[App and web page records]
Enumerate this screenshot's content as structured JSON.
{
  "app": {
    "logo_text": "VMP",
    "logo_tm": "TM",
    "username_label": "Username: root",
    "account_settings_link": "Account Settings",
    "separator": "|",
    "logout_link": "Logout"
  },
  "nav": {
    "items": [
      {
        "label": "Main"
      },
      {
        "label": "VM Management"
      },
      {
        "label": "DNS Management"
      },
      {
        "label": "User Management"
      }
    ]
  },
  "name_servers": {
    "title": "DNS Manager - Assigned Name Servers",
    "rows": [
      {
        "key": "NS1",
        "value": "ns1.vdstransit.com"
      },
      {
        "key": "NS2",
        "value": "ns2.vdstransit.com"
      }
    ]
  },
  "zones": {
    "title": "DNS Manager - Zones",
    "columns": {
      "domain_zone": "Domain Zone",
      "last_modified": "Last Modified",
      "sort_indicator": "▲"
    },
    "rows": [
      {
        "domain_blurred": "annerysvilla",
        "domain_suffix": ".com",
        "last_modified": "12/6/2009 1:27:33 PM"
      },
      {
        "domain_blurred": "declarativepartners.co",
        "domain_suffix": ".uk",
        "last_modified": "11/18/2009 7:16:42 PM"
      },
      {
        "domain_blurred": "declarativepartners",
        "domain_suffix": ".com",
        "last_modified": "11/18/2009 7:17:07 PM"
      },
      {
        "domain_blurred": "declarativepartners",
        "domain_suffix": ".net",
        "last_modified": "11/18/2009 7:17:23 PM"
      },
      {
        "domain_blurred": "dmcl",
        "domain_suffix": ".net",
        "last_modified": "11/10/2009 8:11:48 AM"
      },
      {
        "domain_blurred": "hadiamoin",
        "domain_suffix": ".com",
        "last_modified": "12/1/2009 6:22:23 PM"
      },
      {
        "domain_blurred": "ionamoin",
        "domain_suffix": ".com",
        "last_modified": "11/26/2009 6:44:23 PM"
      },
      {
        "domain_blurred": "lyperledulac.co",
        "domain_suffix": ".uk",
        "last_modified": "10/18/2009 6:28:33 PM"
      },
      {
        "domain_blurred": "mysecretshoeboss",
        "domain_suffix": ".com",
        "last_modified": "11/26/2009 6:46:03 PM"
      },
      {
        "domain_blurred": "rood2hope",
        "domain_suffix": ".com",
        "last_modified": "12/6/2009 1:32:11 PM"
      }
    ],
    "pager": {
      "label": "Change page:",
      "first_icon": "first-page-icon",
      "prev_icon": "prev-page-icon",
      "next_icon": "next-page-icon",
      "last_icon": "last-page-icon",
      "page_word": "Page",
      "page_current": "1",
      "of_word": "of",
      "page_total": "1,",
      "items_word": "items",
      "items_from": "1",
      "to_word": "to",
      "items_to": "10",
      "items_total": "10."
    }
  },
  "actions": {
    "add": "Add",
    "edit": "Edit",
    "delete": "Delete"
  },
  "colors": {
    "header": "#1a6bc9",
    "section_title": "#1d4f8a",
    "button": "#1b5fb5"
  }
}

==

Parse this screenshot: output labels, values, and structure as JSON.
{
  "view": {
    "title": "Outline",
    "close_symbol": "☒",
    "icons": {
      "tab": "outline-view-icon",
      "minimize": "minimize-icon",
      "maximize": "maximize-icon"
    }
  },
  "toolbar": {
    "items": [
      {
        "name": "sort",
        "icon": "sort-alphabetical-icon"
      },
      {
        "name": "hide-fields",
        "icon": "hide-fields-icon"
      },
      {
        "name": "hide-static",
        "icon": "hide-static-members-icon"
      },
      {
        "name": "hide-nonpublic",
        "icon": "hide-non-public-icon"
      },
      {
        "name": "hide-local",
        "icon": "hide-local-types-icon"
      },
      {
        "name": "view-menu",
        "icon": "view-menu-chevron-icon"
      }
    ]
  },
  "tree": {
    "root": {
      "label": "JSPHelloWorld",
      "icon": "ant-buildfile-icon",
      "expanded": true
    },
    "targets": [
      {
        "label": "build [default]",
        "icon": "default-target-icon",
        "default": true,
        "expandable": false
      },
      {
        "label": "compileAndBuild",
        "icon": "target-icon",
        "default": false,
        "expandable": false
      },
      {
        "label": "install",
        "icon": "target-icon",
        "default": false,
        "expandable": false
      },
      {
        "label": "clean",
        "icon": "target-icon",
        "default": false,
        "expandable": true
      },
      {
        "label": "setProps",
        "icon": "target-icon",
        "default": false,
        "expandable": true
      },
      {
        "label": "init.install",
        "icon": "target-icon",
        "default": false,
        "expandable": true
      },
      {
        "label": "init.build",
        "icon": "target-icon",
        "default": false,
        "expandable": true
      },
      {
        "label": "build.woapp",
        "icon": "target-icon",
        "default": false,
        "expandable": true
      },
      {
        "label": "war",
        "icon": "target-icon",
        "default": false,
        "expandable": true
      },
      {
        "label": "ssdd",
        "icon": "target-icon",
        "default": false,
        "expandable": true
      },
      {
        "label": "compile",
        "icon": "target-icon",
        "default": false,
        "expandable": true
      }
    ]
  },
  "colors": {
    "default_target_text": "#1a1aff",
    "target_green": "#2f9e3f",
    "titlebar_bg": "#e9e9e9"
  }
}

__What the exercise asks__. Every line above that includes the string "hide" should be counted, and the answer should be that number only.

__Task output__. 8